### ACTIVITY
Each line that includes "Insights" must be copied from the records.

Web page and app entries
################

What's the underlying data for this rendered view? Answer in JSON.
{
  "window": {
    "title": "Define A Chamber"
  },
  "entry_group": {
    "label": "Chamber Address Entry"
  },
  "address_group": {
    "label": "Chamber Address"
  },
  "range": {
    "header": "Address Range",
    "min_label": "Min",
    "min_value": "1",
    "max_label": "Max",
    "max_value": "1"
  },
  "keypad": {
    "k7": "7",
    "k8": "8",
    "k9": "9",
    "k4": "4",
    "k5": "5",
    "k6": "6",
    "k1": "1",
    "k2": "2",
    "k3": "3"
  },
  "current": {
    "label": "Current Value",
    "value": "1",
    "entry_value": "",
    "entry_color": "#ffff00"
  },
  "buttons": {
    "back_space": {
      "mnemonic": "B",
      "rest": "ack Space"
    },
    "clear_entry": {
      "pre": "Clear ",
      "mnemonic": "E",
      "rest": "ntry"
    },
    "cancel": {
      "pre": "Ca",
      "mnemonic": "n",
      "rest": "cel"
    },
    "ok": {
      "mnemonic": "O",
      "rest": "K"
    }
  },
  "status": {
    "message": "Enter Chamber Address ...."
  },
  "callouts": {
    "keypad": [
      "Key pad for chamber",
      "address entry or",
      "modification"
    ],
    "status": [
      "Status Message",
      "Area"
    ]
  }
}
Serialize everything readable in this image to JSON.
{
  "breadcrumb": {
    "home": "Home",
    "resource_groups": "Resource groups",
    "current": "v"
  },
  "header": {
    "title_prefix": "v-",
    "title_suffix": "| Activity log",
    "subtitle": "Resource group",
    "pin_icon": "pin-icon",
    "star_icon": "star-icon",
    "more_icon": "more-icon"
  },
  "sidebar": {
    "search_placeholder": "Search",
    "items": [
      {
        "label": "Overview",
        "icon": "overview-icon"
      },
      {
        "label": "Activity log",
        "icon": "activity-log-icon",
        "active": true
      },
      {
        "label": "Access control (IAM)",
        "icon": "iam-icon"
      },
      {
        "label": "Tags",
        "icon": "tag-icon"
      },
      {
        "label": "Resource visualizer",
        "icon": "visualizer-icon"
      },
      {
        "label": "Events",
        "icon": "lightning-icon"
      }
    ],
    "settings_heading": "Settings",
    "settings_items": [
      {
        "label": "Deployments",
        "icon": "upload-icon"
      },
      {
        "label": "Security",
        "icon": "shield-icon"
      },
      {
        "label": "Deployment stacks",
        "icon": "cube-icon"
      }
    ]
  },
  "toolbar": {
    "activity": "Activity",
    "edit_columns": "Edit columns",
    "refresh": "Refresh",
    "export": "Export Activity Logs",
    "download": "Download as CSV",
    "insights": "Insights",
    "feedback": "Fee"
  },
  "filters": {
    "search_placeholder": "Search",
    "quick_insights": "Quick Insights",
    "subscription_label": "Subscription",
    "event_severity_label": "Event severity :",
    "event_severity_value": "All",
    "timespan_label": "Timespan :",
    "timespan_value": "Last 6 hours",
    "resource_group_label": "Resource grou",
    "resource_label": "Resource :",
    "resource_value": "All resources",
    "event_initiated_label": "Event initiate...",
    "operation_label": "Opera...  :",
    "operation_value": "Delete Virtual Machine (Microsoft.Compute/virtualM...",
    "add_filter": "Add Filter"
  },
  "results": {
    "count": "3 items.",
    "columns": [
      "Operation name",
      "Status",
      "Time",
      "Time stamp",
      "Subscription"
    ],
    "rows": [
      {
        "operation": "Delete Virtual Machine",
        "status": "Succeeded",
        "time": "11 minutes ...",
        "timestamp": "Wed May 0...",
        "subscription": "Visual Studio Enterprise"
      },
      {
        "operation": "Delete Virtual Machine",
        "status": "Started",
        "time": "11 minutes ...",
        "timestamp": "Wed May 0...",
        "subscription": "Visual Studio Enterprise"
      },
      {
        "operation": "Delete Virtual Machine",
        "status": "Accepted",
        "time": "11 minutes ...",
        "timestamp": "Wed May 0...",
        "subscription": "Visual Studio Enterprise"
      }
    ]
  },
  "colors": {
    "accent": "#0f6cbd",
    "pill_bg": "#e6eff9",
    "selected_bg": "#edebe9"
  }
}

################

### ANSWER SPACE
    "insights": "Insights",
    "quick_insights": "Quick Insights",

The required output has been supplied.